(Data records for software interfaces)
::::::::
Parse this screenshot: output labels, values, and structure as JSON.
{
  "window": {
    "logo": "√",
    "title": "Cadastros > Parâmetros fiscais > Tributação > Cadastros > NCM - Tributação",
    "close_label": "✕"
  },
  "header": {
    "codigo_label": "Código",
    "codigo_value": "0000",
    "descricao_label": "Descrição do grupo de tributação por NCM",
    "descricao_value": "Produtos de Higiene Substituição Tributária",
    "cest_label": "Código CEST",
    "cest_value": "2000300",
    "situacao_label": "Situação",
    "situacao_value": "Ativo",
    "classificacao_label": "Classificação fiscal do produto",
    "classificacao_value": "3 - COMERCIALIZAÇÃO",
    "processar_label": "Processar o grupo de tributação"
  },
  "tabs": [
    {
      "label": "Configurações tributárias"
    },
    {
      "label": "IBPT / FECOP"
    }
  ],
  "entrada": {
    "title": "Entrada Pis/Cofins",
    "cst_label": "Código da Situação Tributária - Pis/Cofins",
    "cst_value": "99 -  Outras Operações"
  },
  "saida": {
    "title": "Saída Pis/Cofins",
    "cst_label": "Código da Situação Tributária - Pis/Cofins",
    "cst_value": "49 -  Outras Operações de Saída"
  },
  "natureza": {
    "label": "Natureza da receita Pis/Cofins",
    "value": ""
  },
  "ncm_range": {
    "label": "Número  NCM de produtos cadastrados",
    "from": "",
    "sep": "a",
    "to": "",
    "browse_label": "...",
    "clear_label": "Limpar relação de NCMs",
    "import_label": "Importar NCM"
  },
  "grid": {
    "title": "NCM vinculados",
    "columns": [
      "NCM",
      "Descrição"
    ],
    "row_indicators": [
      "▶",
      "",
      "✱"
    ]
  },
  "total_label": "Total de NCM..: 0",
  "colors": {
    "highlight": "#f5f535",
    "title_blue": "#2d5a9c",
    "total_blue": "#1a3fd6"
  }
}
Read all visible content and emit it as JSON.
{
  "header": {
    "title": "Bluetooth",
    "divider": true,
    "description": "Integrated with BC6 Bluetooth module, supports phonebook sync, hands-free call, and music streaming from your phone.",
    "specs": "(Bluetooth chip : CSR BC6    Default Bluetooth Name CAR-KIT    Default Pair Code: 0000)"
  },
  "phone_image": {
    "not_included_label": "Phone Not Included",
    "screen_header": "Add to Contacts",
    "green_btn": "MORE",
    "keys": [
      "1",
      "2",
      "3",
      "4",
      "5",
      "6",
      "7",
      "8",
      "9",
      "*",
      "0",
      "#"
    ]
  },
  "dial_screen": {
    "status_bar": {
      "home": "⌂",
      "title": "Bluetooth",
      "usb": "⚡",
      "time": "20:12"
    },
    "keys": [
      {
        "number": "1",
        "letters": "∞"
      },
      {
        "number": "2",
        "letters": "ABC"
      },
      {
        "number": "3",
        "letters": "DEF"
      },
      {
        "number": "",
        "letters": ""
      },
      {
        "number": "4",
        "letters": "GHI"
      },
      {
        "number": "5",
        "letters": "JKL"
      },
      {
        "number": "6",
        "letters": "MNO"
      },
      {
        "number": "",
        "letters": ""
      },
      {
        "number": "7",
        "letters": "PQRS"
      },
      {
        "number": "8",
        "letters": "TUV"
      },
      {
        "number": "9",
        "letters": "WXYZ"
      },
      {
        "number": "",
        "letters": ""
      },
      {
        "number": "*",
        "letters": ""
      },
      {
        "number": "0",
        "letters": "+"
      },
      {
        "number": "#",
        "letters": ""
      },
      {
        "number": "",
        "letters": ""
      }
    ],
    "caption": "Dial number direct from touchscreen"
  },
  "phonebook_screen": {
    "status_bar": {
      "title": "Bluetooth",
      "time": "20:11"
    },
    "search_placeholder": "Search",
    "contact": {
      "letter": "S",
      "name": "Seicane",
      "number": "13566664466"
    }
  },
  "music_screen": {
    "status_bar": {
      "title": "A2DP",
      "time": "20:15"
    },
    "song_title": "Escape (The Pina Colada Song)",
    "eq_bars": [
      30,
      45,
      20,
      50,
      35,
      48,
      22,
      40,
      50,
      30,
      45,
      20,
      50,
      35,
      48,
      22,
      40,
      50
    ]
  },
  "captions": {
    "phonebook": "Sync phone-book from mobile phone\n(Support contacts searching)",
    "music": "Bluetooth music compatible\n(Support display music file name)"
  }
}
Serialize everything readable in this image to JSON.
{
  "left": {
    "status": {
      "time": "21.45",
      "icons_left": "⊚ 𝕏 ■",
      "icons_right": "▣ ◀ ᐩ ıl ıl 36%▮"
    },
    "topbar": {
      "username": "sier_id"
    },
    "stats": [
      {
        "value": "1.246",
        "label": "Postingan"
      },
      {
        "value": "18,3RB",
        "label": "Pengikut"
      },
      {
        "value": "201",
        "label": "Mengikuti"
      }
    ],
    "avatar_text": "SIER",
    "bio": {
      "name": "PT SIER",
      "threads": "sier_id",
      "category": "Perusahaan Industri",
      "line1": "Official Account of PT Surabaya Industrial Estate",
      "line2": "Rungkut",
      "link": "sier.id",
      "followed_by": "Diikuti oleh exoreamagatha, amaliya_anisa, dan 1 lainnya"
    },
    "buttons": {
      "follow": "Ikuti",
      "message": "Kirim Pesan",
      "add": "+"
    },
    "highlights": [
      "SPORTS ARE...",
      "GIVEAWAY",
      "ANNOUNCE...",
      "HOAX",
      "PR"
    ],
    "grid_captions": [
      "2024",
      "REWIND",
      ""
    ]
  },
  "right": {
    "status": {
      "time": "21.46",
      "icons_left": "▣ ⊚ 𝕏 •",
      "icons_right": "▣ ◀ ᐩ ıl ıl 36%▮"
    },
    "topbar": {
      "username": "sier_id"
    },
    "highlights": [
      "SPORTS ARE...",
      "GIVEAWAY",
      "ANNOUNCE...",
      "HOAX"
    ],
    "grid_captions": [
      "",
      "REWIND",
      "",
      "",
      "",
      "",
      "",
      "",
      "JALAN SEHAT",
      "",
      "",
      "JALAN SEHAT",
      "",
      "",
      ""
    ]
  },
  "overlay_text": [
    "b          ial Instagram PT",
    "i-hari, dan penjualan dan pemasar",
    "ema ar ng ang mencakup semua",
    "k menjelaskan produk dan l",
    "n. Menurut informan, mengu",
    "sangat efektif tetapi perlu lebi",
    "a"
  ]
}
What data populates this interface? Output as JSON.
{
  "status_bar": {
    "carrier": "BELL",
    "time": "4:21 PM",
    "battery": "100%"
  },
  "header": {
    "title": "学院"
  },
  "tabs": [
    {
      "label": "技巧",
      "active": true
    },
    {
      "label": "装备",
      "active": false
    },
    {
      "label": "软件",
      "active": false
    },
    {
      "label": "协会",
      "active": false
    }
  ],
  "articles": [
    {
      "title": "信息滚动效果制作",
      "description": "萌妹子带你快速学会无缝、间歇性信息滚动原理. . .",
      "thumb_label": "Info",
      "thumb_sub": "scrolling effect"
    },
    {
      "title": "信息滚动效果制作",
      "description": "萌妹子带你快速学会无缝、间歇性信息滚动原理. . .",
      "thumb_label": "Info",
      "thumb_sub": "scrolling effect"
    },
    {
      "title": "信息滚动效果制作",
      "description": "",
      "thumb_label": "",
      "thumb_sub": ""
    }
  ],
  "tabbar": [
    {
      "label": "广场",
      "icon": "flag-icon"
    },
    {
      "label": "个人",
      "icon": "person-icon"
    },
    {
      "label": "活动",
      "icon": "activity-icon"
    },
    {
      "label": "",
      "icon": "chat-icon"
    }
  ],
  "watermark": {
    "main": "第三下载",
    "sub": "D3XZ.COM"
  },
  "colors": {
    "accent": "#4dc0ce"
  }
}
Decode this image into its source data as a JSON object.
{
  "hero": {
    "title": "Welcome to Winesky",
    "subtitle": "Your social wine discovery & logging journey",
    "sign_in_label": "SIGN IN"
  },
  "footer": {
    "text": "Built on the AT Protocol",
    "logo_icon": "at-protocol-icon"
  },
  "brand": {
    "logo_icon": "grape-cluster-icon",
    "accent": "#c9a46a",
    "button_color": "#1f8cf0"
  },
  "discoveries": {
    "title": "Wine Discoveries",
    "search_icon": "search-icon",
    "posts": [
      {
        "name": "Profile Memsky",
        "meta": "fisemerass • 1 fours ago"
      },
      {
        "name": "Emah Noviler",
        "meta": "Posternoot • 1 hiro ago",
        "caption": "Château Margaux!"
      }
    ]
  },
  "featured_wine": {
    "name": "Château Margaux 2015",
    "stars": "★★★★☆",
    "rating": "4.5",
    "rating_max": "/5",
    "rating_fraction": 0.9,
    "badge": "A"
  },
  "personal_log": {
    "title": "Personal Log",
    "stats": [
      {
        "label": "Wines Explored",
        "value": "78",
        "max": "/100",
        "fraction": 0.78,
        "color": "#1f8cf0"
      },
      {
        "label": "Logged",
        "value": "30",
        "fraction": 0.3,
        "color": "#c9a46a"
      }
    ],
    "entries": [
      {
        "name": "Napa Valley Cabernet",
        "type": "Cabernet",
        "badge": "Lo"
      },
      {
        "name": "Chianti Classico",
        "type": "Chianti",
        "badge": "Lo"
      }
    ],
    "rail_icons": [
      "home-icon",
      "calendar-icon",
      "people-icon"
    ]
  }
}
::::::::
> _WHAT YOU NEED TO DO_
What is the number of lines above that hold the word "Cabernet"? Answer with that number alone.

> _OUTPUT BELOW_
2